To result; to take effect; to be of use, benefit, or advantage to an individual.

For example, when a will makes the provision that all Personal Property is to inure to the benefit of a certain individual, such an individual is given the right to receive all the personal property owned by the testator upon his or her death.

West's Encyclopedia of American Law, edition 2. Copyright 2008 The Gale Group, Inc. All rights reserved.


v. result in. Commonly used in legal terminology in the phrase: "to inure to the benefit of Janet Jones."

Copyright © 1981-2005 by Gerald N. Hill and Kathleen T. Hill. All Right reserved.


to come into operation or take effect.
Collins Dictionary of Law © W.J. Stewart, 2006

TO INURE. To take effect; as, the pardon inures.
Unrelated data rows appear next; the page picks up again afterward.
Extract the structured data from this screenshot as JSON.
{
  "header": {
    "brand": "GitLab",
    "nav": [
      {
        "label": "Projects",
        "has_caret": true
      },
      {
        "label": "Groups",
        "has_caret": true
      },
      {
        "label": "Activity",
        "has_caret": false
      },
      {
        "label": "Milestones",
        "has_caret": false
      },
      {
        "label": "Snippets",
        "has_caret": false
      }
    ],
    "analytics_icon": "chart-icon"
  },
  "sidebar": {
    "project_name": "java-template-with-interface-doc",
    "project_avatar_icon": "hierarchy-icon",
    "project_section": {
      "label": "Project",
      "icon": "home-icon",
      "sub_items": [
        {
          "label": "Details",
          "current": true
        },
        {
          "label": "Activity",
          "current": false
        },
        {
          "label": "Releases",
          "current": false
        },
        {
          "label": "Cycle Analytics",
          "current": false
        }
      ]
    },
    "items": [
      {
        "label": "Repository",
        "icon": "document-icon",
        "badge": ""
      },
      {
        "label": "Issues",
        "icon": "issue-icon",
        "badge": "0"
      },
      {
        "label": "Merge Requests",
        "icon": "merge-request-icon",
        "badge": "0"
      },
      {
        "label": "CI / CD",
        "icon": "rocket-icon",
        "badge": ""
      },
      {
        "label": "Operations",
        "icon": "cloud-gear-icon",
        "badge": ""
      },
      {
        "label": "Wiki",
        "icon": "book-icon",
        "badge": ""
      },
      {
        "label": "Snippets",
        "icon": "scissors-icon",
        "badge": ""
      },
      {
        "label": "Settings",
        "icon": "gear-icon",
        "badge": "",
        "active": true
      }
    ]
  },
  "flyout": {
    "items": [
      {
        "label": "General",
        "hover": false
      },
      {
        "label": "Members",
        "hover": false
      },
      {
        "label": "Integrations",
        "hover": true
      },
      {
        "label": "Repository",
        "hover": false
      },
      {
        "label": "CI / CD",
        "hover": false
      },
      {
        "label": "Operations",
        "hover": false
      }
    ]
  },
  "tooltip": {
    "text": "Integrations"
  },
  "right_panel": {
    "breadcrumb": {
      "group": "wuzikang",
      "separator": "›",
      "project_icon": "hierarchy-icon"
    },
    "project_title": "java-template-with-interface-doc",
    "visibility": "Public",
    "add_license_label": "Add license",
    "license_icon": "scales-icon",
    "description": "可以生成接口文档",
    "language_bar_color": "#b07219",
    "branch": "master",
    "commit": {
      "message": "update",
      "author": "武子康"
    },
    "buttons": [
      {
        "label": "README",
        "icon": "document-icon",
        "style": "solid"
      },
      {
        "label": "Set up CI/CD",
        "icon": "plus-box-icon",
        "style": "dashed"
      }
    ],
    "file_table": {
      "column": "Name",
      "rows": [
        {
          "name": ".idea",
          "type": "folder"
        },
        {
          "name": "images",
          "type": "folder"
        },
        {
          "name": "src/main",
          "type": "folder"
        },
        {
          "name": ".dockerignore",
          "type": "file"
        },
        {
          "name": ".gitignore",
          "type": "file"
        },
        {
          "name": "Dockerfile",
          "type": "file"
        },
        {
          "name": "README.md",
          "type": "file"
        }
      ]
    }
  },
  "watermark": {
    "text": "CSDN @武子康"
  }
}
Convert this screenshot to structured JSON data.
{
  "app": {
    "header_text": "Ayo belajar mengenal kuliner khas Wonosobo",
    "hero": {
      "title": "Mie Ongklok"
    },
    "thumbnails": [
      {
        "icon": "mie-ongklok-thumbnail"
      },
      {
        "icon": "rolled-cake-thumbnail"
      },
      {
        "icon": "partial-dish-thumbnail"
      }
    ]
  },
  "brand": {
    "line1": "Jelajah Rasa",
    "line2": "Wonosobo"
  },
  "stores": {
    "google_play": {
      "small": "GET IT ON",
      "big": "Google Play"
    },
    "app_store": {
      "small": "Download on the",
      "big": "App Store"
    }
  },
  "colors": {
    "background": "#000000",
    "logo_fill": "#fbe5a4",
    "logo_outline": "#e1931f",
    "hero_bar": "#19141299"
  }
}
A Law Dictionary, Adapted to the Constitution and Laws of the United States. By John Bouvier. Published 1856.
References in periodicals archive ?
By using a QSub to exchange the properties, no liabilities inure to the parent.
Similarly, net earnings may inure to the benefit of an individual in ways other than through the distribution of dividends.
Further, lobbying fees earned by the law firms inures to the benefit of every member of the firm.
Their beliefs about Jews inures them to the natural sympathies that might have otherwise prevented such behaviour.
Rather, such right inures to the individual owners of the property," Nastaki wrote.
In addition, an increase in the value of a policy's investments inures to the employee without tax consequence.
The payment of income tax by the transferor does not constitute a taxable gift, even though the economic value inures to the transferee's benefit.